GoNitro; Minitran; Nitro-Bid; Nitro-Dur; Nitro-Time; Nitrolingual; NitroMist; Nitronal [DSC]; Nitrostat; Rectiv
Minitran; Mylan-Nitro Sublingual Spray; Nitro-Dur; Nitroglycerin Injection, USP; Nitrol; Nitrostat; Rho-Nitro Pump Spray; Transderm-Nitro; Trinipatch
- It is used to treat high blood pressure.
- It is used to treat heart failure (weak heart).
- It is used to treat chest pain or pressure.
- It may be given to your child for other reasons. Talk with the doctor.
All other products:
- If your child has been given this form of this drug, talk with the doctor for information about the benefits and risks. Talk with the doctor if you have questions or concerns about giving this drug to your child.
- If your child has an allergy to this drug or any part of this drug.
- If your child is allergic to any drugs like this one or any other drugs, foods, or other substances. Tell the doctor about the allergy and what signs your child had, like rash; hives; itching; shortness of breath; wheezing; cough; swelling of face, lips, tongue, or throat; or any other signs.
- If your child has any of these health problems: Anemia, heart problems, low blood volume, raised pressure in the head (like with bleeding in the brain or head injury), or recent heart attack.
- If your child is taking any of these drugs: Avanafil, riociguat, sildenafil, tadalafil, or vardenafil.
- If your child is taking any of these drugs: Dihydroergotamine, ergonovine, ergotamine, or methylergonovine.
If your child is breast-feeding a baby:
- Talk with the doctor if your child is breast-feeding a baby or plans to breast-feed a baby.
- Tell all of your child’s health care providers that your child is taking this drug. This includes your child’s doctors, nurses, pharmacists, and dentists.
- Have your child avoid tasks or actions that call for alertness until you see how this drug affects your child. These are things like riding a bike, playing sports, or using items such as scissors, lawnmowers, electric scooters, toy cars, or motorized vehicles.

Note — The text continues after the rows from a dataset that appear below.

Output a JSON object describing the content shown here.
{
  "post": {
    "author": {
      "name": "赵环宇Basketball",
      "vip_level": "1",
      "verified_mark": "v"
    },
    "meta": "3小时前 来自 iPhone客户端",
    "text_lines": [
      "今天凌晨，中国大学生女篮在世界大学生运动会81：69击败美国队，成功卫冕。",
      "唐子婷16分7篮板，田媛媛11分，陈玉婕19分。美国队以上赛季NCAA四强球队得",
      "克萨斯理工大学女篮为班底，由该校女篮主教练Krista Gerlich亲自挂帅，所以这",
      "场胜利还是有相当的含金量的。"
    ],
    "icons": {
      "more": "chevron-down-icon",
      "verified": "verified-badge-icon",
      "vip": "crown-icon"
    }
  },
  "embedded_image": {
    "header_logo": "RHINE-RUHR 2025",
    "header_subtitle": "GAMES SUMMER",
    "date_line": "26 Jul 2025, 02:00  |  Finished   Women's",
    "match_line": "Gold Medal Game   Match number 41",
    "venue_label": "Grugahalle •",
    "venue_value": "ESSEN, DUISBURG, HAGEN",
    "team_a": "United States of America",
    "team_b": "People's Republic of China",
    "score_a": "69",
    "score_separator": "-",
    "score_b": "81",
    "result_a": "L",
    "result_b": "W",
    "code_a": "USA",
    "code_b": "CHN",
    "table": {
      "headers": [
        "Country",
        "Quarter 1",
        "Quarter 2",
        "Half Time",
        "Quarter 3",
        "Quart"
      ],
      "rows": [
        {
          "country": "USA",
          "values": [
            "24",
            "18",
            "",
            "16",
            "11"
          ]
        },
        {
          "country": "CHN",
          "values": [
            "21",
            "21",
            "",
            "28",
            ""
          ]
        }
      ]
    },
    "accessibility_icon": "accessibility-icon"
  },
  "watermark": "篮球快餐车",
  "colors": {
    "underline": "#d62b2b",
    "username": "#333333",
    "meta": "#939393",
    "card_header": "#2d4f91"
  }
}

- To lower the chance of feeling dizzy or passing out, have your child rise slowly if your child has been sitting or lying down. Have your child be careful going up and down stairs.
- Have your child’s blood pressure checked often. Talk with your child’s doctor.
- This drug may affect certain lab tests. Tell all of your child’s health care providers and lab workers that your child takes this drug.
- Alcohol may interact with this drug. Be sure your child does not drink alcohol.
If your child is pregnant:
- Tell the doctor if your child is pregnant or becomes pregnant. You will need to talk about the benefits and risks of your child using this drug while pregnant.
- Signs of an allergic reaction, like rash; hives; itching; red, swollen, blistered, or peeling skin with or without fever; wheezing; tightness in the chest or throat; trouble breathing, swallowing, or talking; unusual hoarseness; or swelling of the mouth, face, lips, tongue, or throat.
- Very bad dizziness or passing out.
- Very bad headache.
- Fast or slow heartbeat.
- Blurred eyesight.
- Dry mouth.
- Sweating a lot.
- Pale skin.
- Very upset stomach or throwing up.
- A heartbeat that does not feel normal.
- Feeling very tired or weak.
- It is given as an infusion into a vein over a period of time.
- Call your child’s doctor to find out what to do.
- If you need to store this drug at home, talk with your child’s doctor, nurse, or pharmacist about how to store it.
- If your child’s symptoms or health problems do not get better or if they become worse, call your child’s doctor.
- Do not share your child’s drug with others and do not give anyone else’s drug to your child.
- Keep a list of all your child’s drugs (prescription, natural products, vitamins, OTC) with you. Give this list to your child’s doctor.
- Talk with your child’s doctor before giving your child any new drug, including prescription or OTC, natural products, or vitamins.
- Keep all drugs in a safe place. Keep all drugs out of the reach of children and pets.
- Throw away unused or expired drugs. Do not flush down a toilet or pour down a drain unless you are told to do so. Check with your pharmacist if you have questions about the best way to throw out drugs. There may be drug take-back programs in your area.
- Some drugs may have another patient information leaflet. If you have any questions about this drug, please talk with your child’s doctor, nurse, pharmacist, or other health care provider.
- If you think there has been an overdose, call your poison control center or get medical care right away. Be ready to tell or show what was taken, how much, and when it happened.